Land of the Leopard: Hope for Amur Leopards

Add caption
The Amur Leopard is the most endangered large cat on the planet. In fact, it is ranked among the most endangered animals on earth. It's wild population in a remote forest of Eastern Russia has been reduced to just 30 remaining animals. You would think that living in such a remote, frozen area of the world would protect these cats from human encroachment, but unfortunately, that is not the case. Habitat destruction due to logging and forest fires, not to mention illegal poaching and game hunting have very nearly brought this species down.

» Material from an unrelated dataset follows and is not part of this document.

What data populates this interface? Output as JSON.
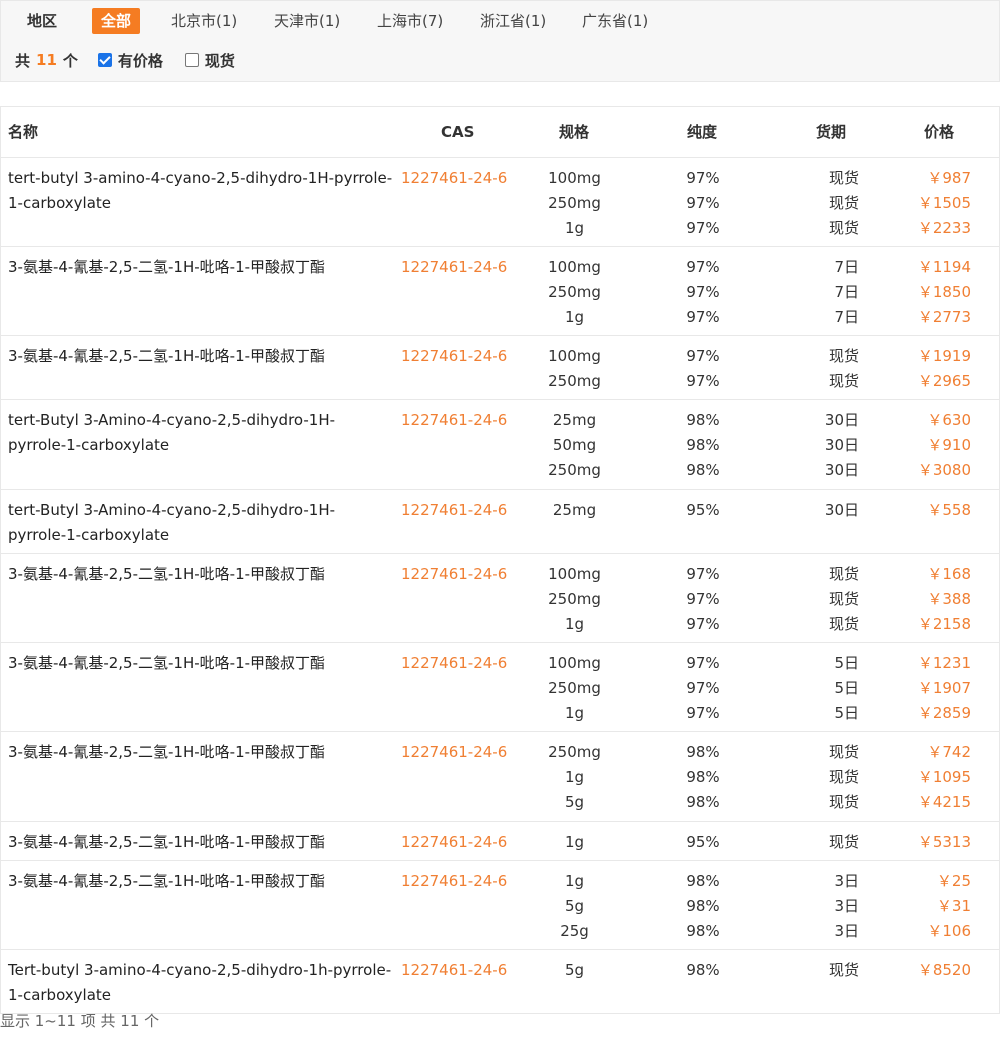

But, where there is a will, let's hope there will be a way. There have been some amazing steps taken to help save the Amur Leopard recently. For example, when the Russian government tried to build an oil pipeline through the center of the only remaining habitat for these animals, organizations like The Amur Leopard and Tiger Alliance (ALTA) and the Wildlife Conservation Society (WCA) spoke out in opposition, bringing the plight of these animals and their certain demise to the international media. They convinced all of the major banks to refuse to fund the billions of dollars needed to complete the pipeline if it was built through the leopards' home. In the end, the decision was made to run the pipeline through an already established industrial area, instead, and the Amur leopards were granted a reprieve.

Now there is even better news. It seems the Russian government may have recognized the value of protecting these animals. Land of the Leopard National Park has just opened in Russia in an effort to protect the critically endangered Siberian Tigers and Amur Leopards. It combines three smaller protected areas and adds a large tract of previously unprotected lands along the Chinese boarder. The park is now 1,011 square miles of protected habitat. Many organizations including the two already listed will continue helping to protect the park's large cats and their prey from illegal hunting. They will continue to create fire breaks and train fire fighters in the prevention of further forest fires, and they will work to prevent further logging and habitat destruction. Finally, there may just be some hope for the future of these beautiful cats. In their honor, here's a little video of some captive Amur Leopard cubs for your viewing pleasure. Please consider visiting  ALTA or WCS and find out how you can help save the Amur Leopards.


Andi Lea said...

Seriously, too much cute in that video! Thank you for letting me know how I can help. :)

Zooleft said...

I was going to go for the serious documentary, and then I found the cubs. Who could resist? LOL!